It would be hard to peg with certainty the guiding concept in Michael Tilson Thomas’ recent choral program for the San Francisco Symphony. As so often with MTT, the selections appear a sophisticated grab bag. But intuition suggests the topic of nature and the metaphysics which spring from appreciating it. Thomas’ introductory remarks for each piece certainly leaned in this direction. Mounting the podium, he reached for his mike and held it like a weapon overhead. This can often result in a verbal concert and the disapproval of old ladies in the audience. But the nature of the music was such that his remarks were appreciated and not too long.
Benjamin Grosvenor Plays Ravel with MTT and the San Francisco Symphony. Romeo and Juliet from Tchaikovsky and Prokofiev and a Dash of Stravinsky

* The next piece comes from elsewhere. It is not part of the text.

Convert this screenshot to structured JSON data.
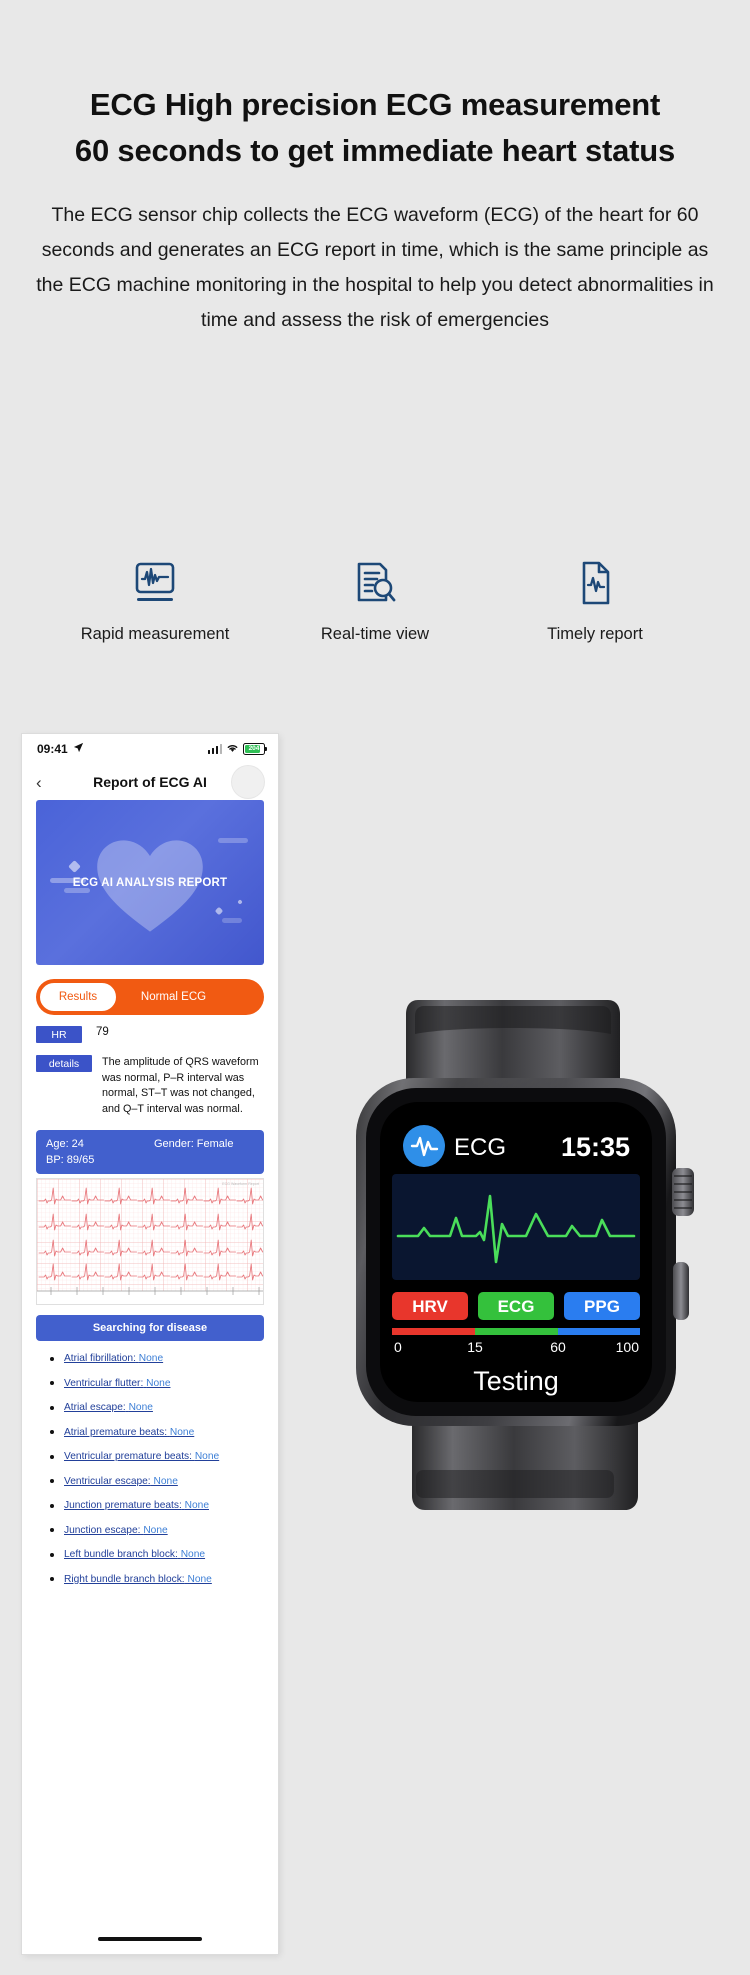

Indian summer is a favorite time of year in San Francisco. The city’s deceptively cutting winds give way to something approaching balminess. And one gears up, if not for romance, then surely for a new Symphony season to warm the heart, excite the pulse and remind one that art is the password to beauty’s permanence. I’ve often commented about the happy spirit of our symphony…and do so again. There exist surly orchestras, whose players sit looking for all the world as though they’d gladly wring the conductor’s neck as play for him. (These tend to be Russian!) But before I’m accused of national prejudices, I should point out, as an old New Yorker, that the New York Philharmonic is quite capable of gathering onstage looking as though they’d like to kill each other! Perhaps it is Panglossian naïveté to think comity reigns here, but it certainly seemed so on Saturday.
I wish I had thought of it first: “The Man Who Knew Too Much.” That was how the papers received Lorin Maazel’s death. And it’s a telling remark for anyone who reminisces about the conductor. Maazel was a genius who solved differential calculus problems for fun. He bored easily, was prone to arrogance, and it became his tendency to pull music around until it interested him again. This did not always work with audiences. At times the music could sound like an equation, itself.
If nothing else had been performed this week at the San Francisco Symphony, the Scherzo from Erwin Schulhoff’s Fifth Symphony would have been worth the ticket. James Conlon has become an authority in recent years on the subject of “Entartete Musik,” which is to say, music forbidden performance by the Nazis. And he had the daring to program just what he thought the audience would enjoy. I made a point after the concert of listening to several complete symphonies by Schulhoff and concluded Conlon was right to include just the Scherzo from the Fifth Symphony in his program, at least this time around. The music was both remarkably exciting (about which more in a moment), not too long and utterly hilarious, due to the brilliant and edgy talk Conlon gave from the podium before performing it.